MAT: You are the editor of People en Español. Could you tell us about your work at the magazine, and how what impact it has on other parts of your writing life?
ALC: My job as an editor consumes all of my time. Whatever free time I have is for my children. My job’s real impact isn’t so much on my writing time or style as it has on the time I need to spend marketing the book. Being an editor, I have a strong social media presence and a strong presence in different media, especially Spanish-language media. That has helped me promote the novel.
MAT: You write in Spanish; The German Girl was translated into English by Nick Caistor. Why did you make that decision and how did the process work for you?
ALC: I’m a Cuban writer who lives in New York, who writes in Spanish for the U.S. market. That’s one of the main differences between my novel and the translations that are published in the U.S. For example, when my editor buys a novel from a Spanish author, she ends up changing the book’s title and, in the majority of the cases, adapting certain elements for the U.S. market. My case is different. I worked directly with Nick, who is an excellent translator. When I conceived the title of the novel, even when I wrote its opening line, I wanted it to work in both languages. That’s how we handled all the translation work. What didn’t work in one language, I changed and vice versa.
MAT: Our readers are particularly interested in writers who publish their first books after age forty. Do you have advice for them?
ALC: The good thing about writing after forty is that there is maturity that comes through while you’re editing. When I look over texts I wrote in my twenties, they’re impulsive, pretentious. My advice is to be patient. You have to have a lot of patience. After forty, you also tend to listen more, and that helps.
MAT: How did you react to President Obama’s normalizing ties with Cuba?
ALC: I’m all about eliminating borders. Cuba will rapidly change the day it opens up to the world.
MAT: What’s your next writing project?
ALC: My obsession with the Saint Louis is just getting started. Or maybe it’s my preoccupation with our humanity, how at times it’s almost part of our DNA to reject others, those who think differently, those who believe in a different God, who have a different skin color or sexual preference, or simply speak with an accent. If I were to condense the story of The German Girl in a phrase, I would say the book is about the Saint Louis passengers who were allowed to disembark in Havana. My second novel, The Silence Between Us, will be about the passengers who ended up in France. The third will be about those who were never even allowed to board in the first place, the mischlings.

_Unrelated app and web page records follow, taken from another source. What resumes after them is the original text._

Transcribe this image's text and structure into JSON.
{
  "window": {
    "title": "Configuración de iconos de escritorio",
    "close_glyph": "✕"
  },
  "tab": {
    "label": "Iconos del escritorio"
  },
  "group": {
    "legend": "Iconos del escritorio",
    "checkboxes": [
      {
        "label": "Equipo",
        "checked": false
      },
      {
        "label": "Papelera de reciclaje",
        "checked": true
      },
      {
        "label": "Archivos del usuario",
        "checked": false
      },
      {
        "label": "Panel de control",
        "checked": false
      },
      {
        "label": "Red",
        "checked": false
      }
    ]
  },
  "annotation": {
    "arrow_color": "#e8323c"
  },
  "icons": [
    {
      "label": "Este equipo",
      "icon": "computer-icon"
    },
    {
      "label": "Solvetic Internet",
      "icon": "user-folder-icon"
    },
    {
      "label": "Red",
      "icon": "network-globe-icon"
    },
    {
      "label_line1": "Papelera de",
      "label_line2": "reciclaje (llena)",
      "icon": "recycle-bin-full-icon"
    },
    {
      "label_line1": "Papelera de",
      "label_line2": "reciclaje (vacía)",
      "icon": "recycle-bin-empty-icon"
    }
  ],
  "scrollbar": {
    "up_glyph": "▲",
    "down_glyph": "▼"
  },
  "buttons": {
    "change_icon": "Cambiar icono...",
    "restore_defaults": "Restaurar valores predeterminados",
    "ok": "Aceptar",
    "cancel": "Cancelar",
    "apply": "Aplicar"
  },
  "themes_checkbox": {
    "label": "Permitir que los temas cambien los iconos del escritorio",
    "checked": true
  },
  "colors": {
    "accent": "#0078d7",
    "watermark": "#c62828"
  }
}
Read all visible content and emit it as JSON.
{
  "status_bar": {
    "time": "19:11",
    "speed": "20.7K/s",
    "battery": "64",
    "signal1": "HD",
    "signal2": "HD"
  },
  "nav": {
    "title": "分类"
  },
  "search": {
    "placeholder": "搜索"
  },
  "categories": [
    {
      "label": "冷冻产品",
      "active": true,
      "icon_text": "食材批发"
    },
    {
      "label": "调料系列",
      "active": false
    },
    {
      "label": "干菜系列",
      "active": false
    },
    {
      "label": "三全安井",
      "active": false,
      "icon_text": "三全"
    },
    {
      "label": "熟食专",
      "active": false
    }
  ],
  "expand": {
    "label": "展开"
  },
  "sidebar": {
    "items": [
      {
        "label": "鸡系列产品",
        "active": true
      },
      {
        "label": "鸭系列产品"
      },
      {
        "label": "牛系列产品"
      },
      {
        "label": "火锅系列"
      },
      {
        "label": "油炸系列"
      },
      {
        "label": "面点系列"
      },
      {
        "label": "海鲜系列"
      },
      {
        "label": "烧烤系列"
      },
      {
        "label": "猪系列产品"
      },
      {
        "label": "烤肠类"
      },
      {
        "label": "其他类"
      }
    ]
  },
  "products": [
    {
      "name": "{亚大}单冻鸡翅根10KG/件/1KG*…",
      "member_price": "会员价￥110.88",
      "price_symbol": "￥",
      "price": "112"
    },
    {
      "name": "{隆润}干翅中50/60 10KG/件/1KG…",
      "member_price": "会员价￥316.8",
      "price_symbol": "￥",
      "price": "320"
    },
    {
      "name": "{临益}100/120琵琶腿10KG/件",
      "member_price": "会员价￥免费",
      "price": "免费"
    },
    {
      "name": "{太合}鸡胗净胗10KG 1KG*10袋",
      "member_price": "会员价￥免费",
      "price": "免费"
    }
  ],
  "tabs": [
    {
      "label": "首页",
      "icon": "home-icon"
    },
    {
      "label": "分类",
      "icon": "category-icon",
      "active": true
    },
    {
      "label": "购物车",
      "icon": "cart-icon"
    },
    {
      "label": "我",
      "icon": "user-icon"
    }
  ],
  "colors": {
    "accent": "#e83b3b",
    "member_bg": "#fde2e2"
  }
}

Martha Anne Toll’s essays and book commentaries have appeared in The Millions, NPR, Heck, [PANK], The Nervous Breakdown, Tin House blog, Bloom, Narrative, and Washington Independent Review of Books. Her fiction has appeared in Vol.1 Brooklyn, Yale’s Letters Journal, Slush Pile Magazine [forthcoming], Poetica E Magazine, Referential Magazine, Inkapture Magazine, and Wild. Her recently completed debut novel, represented by the Einstein Literary Agency, has been short listed for the 2016 Mary Rinehart Roberts fiction prize. She is the Executive Director of a social justice foundation. Please visit her at marthaannetoll.com; and tweet to her @marthaannetoll.